8 May 2015 / Supercell near Grandfield, Oklahoma

Morning storms had contaminated a good deal of the atmosphere across Oklahoma, and early thoughts were to not chase the day.  By Noon, a boundary had lifted north across the Red River and a moist and unstable atmosphere had worked into the southern tier counties of the state.  I drove south and spotted up just north of the Red River near Davidson, Oklahoma.

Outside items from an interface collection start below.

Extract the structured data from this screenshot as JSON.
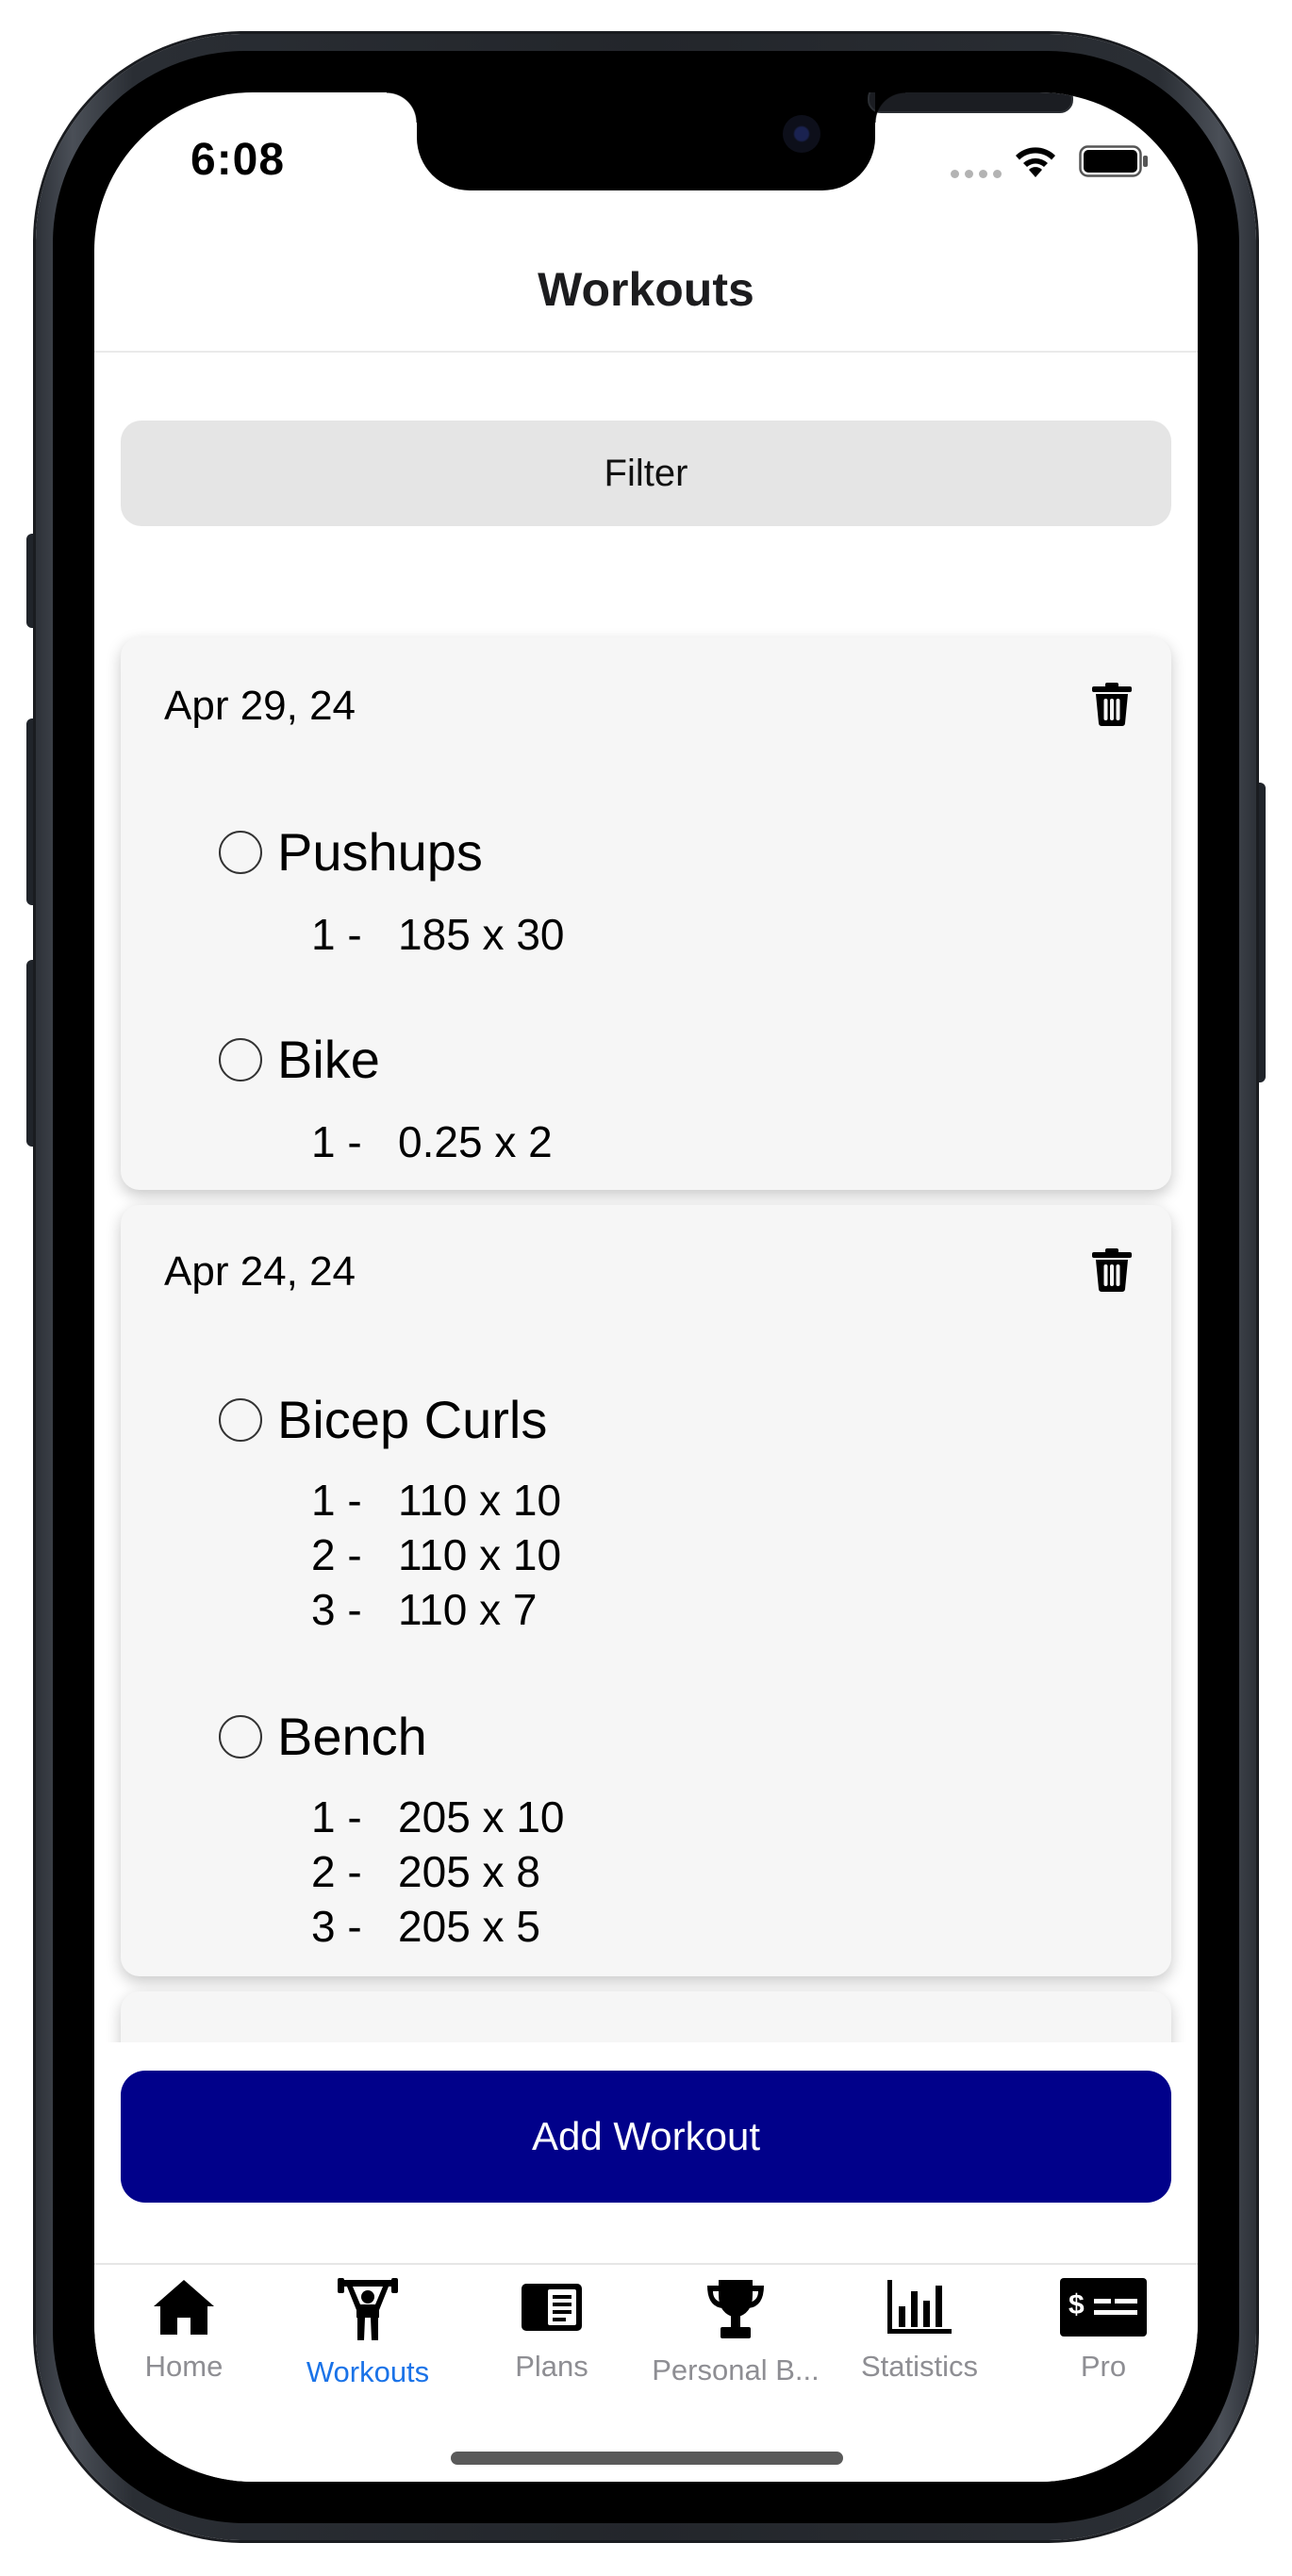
{
  "status_bar": {
    "time": "6:08"
  },
  "nav": {
    "title": "Workouts"
  },
  "filter": {
    "label": "Filter"
  },
  "workouts": [
    {
      "date": "Apr 29, 24",
      "exercises": [
        {
          "name": "Pushups",
          "sets": [
            "1 -   185 x 30"
          ]
        },
        {
          "name": "Bike",
          "sets": [
            "1 -   0.25 x 2"
          ]
        }
      ]
    },
    {
      "date": "Apr 24, 24",
      "exercises": [
        {
          "name": "Bicep Curls",
          "sets": [
            "1 -   110 x 10",
            "2 -   110 x 10",
            "3 -   110 x 7"
          ]
        },
        {
          "name": "Bench",
          "sets": [
            "1 -   205 x 10",
            "2 -   205 x 8",
            "3 -   205 x 5"
          ]
        }
      ]
    }
  ],
  "add_workout": {
    "label": "Add Workout"
  },
  "tab_bar": {
    "active": "Workouts",
    "active_color": "#1a73e8",
    "items": [
      {
        "label": "Home",
        "icon": "house-icon"
      },
      {
        "label": "Workouts",
        "icon": "weightlifter-icon"
      },
      {
        "label": "Plans",
        "icon": "notebook-icon"
      },
      {
        "label": "Personal B...",
        "icon": "trophy-icon"
      },
      {
        "label": "Statistics",
        "icon": "bar-chart-icon"
      },
      {
        "label": "Pro",
        "icon": "money-bill-icon"
      }
    ]
  },
  "colors": {
    "add_button": "#01018a",
    "filter_button": "#e5e5e5",
    "card_background": "#f6f6f6"
  }
}
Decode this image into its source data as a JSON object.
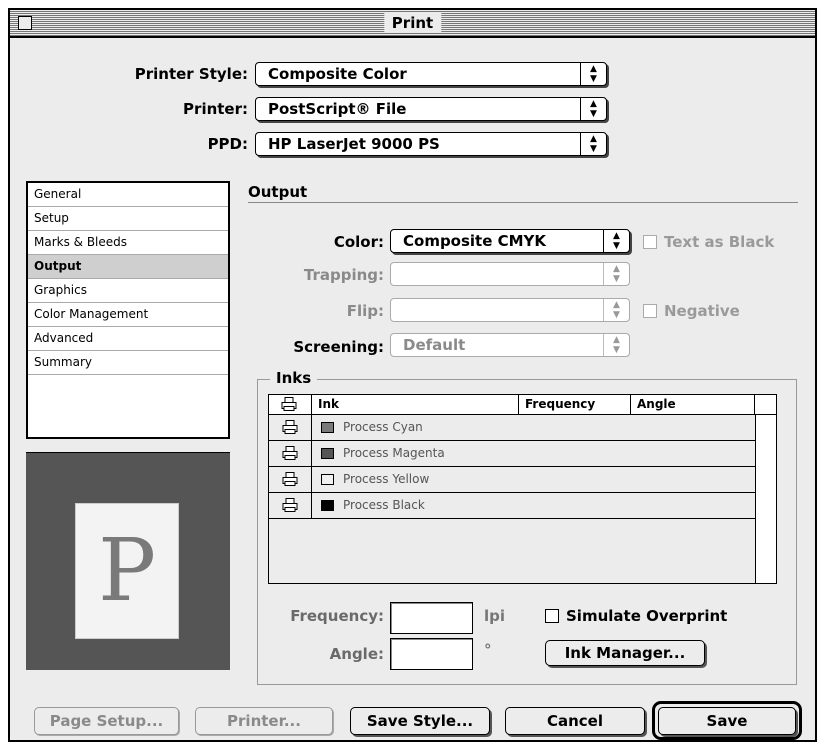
{
  "window": {
    "title": "Print"
  },
  "printer_style": {
    "label": "Printer Style:",
    "value": "Composite Color"
  },
  "printer": {
    "label": "Printer:",
    "value": "PostScript® File"
  },
  "ppd": {
    "label": "PPD:",
    "value": "HP LaserJet 9000 PS"
  },
  "icons": {
    "popup_arrows": "up-down-arrows-icon",
    "printer": "printer-icon"
  },
  "sidebar": {
    "items": [
      {
        "label": "General"
      },
      {
        "label": "Setup"
      },
      {
        "label": "Marks & Bleeds"
      },
      {
        "label": "Output",
        "selected": true
      },
      {
        "label": "Graphics"
      },
      {
        "label": "Color Management"
      },
      {
        "label": "Advanced"
      },
      {
        "label": "Summary"
      }
    ]
  },
  "preview": {
    "letter": "P"
  },
  "output": {
    "heading": "Output",
    "color": {
      "label": "Color:",
      "value": "Composite CMYK"
    },
    "text_as_black": {
      "label": "Text as Black",
      "checked": false,
      "enabled": false
    },
    "trapping": {
      "label": "Trapping:",
      "value": "",
      "enabled": false
    },
    "flip": {
      "label": "Flip:",
      "value": "",
      "enabled": false
    },
    "negative": {
      "label": "Negative",
      "checked": false,
      "enabled": false
    },
    "screening": {
      "label": "Screening:",
      "value": "Default",
      "enabled": false
    }
  },
  "inks": {
    "label": "Inks",
    "columns": {
      "ink": "Ink",
      "frequency": "Frequency",
      "angle": "Angle"
    },
    "rows": [
      {
        "name": "Process Cyan",
        "swatch": "#7a7a7a"
      },
      {
        "name": "Process Magenta",
        "swatch": "#555555"
      },
      {
        "name": "Process Yellow",
        "swatch": "#f0f0f0"
      },
      {
        "name": "Process Black",
        "swatch": "#000000"
      }
    ],
    "frequency": {
      "label": "Frequency:",
      "value": "",
      "unit": "lpi"
    },
    "angle": {
      "label": "Angle:",
      "value": "",
      "unit": "°"
    },
    "simulate_overprint": {
      "label": "Simulate Overprint",
      "checked": false
    },
    "ink_manager_label": "Ink Manager..."
  },
  "buttons": {
    "page_setup": "Page Setup...",
    "printer": "Printer...",
    "save_style": "Save Style...",
    "cancel": "Cancel",
    "save": "Save"
  }
}
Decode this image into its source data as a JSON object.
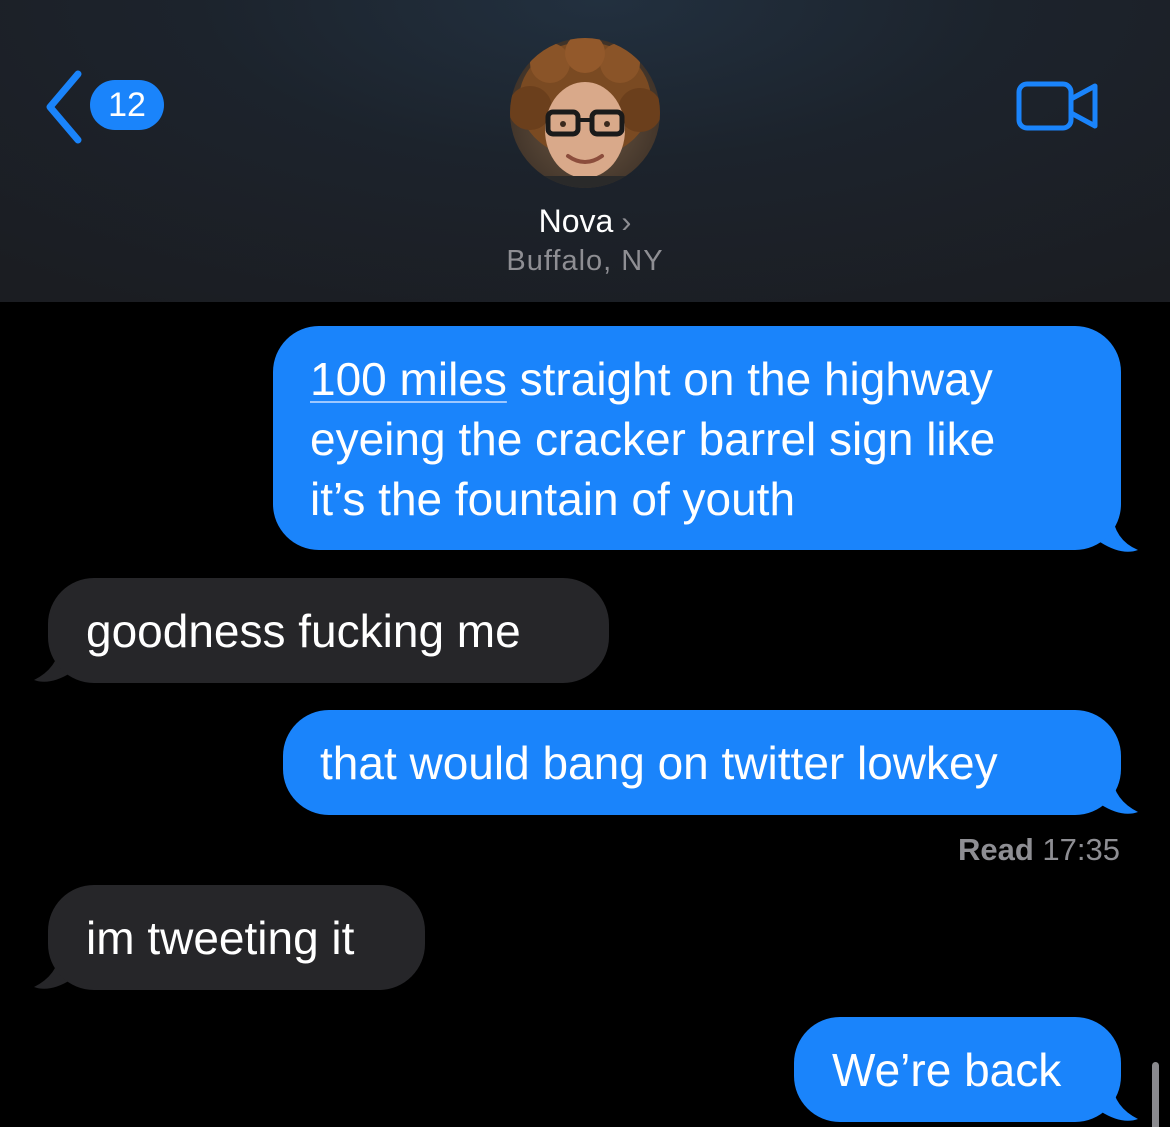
{
  "header": {
    "back_count": "12",
    "contact_name": "Nova",
    "contact_location": "Buffalo, NY"
  },
  "messages": [
    {
      "direction": "sent",
      "link_text": "100 miles",
      "line1_rest": " straight on the highway",
      "line2": "eyeing the cracker barrel sign like",
      "line3": "it’s the fountain of youth"
    },
    {
      "direction": "received",
      "text": "goodness fucking me"
    },
    {
      "direction": "sent",
      "text": "that would bang on twitter lowkey"
    },
    {
      "direction": "received",
      "text": "im tweeting it"
    },
    {
      "direction": "sent",
      "text": "We’re back"
    }
  ],
  "read_receipt": {
    "label": "Read",
    "time": "17:35"
  },
  "colors": {
    "sent_bubble": "#1a84fb",
    "received_bubble": "#262629",
    "accent": "#1a84fb",
    "secondary_text": "#8e8e93"
  }
}
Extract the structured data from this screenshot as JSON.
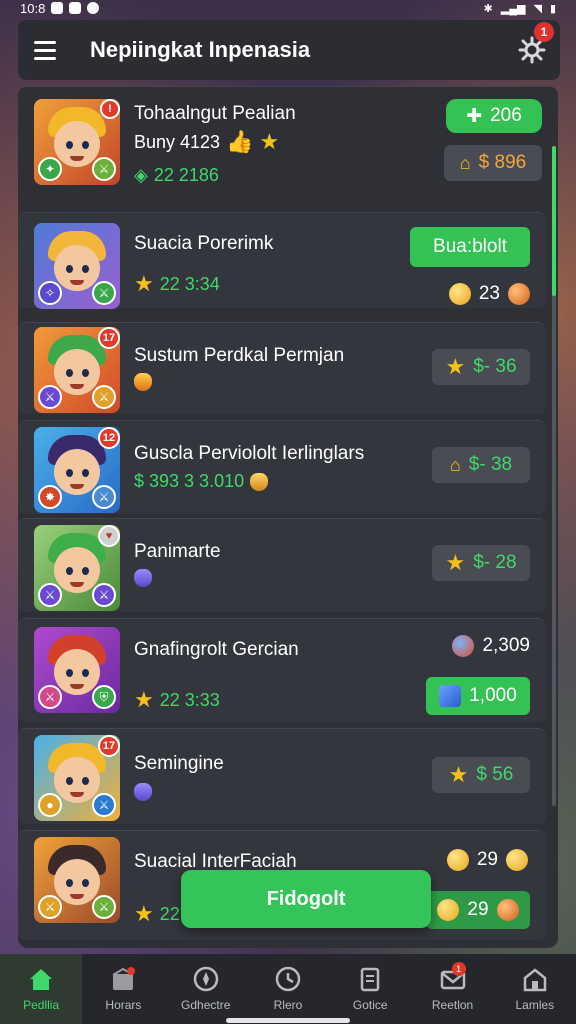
{
  "status": {
    "time": "10:8"
  },
  "header": {
    "title": "Nepiingkat Inpenasia",
    "settings_badge": "1"
  },
  "list": [
    {
      "name": "Tohaalngut Pealian",
      "line2": "Buny 4123",
      "line3": "22  2186",
      "badge": "",
      "action": "206",
      "value": "$  896",
      "colors": {
        "bg1": "#f0a13a",
        "bg2": "#c2442a",
        "hair": "#f3b72a"
      }
    },
    {
      "name": "Suacia Porerimk",
      "score": "22  3:34",
      "action": "Bua:blolt",
      "value": "23",
      "colors": {
        "bg1": "#4f7bd6",
        "bg2": "#9a5fd0",
        "hair": "#f2b63a"
      }
    },
    {
      "name": "Sustum Perdkal Permjan",
      "badge": "17",
      "value": "$- 36",
      "colors": {
        "bg1": "#f19a3a",
        "bg2": "#d04a2a",
        "hair": "#3fa84a"
      }
    },
    {
      "name": "Guscla Perviololt Ierlinglars",
      "badge": "12",
      "score": "$  393  3  3.010",
      "value": "$- 38",
      "colors": {
        "bg1": "#4ab0e8",
        "bg2": "#2a6ac8",
        "hair": "#3a2a6a"
      }
    },
    {
      "name": "Panimarte",
      "value": "$- 28",
      "colors": {
        "bg1": "#9ad07a",
        "bg2": "#4a8a3a",
        "hair": "#3fae4a"
      }
    },
    {
      "name": "Gnafingrolt Gercian",
      "score": "22  3:33",
      "top_value": "2,309",
      "action": "1,000",
      "colors": {
        "bg1": "#b04ad0",
        "bg2": "#6a2aa0",
        "hair": "#d0402a"
      }
    },
    {
      "name": "Semingine",
      "badge": "17",
      "value": "$  56",
      "colors": {
        "bg1": "#4ab0e8",
        "bg2": "#f0b03a",
        "hair": "#f3b72a"
      }
    },
    {
      "name": "Suacial InterFaciah",
      "score": "22",
      "top_value": "29",
      "action": "29",
      "colors": {
        "bg1": "#f0a13a",
        "bg2": "#9a4a2a",
        "hair": "#3a2a2a"
      }
    }
  ],
  "fab": {
    "label": "Fidogolt"
  },
  "nav": [
    {
      "label": "Pedllia",
      "icon": "home-icon",
      "badge": ""
    },
    {
      "label": "Horars",
      "icon": "shop-icon",
      "badge": ""
    },
    {
      "label": "Gdhectre",
      "icon": "compass-icon",
      "badge": ""
    },
    {
      "label": "Rlero",
      "icon": "clock-icon",
      "badge": ""
    },
    {
      "label": "Gotice",
      "icon": "document-icon",
      "badge": ""
    },
    {
      "label": "Reetlon",
      "icon": "mail-icon",
      "badge": "1"
    },
    {
      "label": "Lamles",
      "icon": "store-icon",
      "badge": ""
    }
  ]
}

All my chips were on a supercell which had formed across far northwest Texas.  It started moving slightly north of due east, and it appeared that the business end would make it into Oklahoma.  Before getting to my location, the storm became a high precipitation ‘northtexassaurus’ and tracked near and just south of the Red River.  Complicating things was a very hazy atmosphere.  Despite the storm getting close to me at one point, structure was hard to observe.

I stayed close to the storm as it tracked by Grandfield and Randlett before returning home.

6 May 2015 / Supercell near Renfrow, Oklahoma

This day was the first of three consecutive chases, over a four day period, that were all incredibly uninteresting.  This despite the fact that I observed tornado warned storms on all three days.

When I left around Noon for my dry line target in Kansas, a few storms had developed over Kiowa and Comanche counties in southwest Oklahoma.  These were well away from any identifiable boundaries, and I didn’t give them much thought as I continued to my target area.

When I crossed into Kansas at 2 pm, the southwest Oklahoma storms had intensified and new development had occurred to the west and southwest of Enid.  I still couldn’t see a good reason for the storms to be there, and didn’t give them much hope for lasting very long.  I continued north and west toward the original target area.

I passed through Kingman, KS at 3 pm.  Tornado producing storms in Oklahoma were now out of reach.  There was strong development occurring along I-70 which was also out of reach.  My hope was on new development that was occurring along the dry line just east of Dodge City.

I fueled up in Pratt at 4:15 pm.  A severe storm within reach had formed west and northwest of Medicine Lodge.  The storm’s visual appearance was encouraging.  Unfortunately, the storm peaked just after reaching severe levels and began to shrivel as it tracked northeast.  Something wasn’t right.  I am still not quite sure what was missing in the most obvious target area.

At 6 pm, the decision was made to abandon the area I was in and start toward the Kansas/Oklahoma border.  The hope became that I could intercept a tornado warned storm moving slowly north northeast across Grant County in Oklahoma.

At 7:40 pm, I dropped south out of Caldwell, Kansas and was greeted to beautiful supercell structure which was just northwest of Renfrow, Oklahoma.  The storm still looked capable of producing a tornado.  Once again, the hope of seeing something special faded away quickly as the storm became cluttered with nearby development and started to weaken as it crossed the state line.

I made one last stop after dark near Goltry, Oklahoma to view an elevated supercell over Alfalfa County.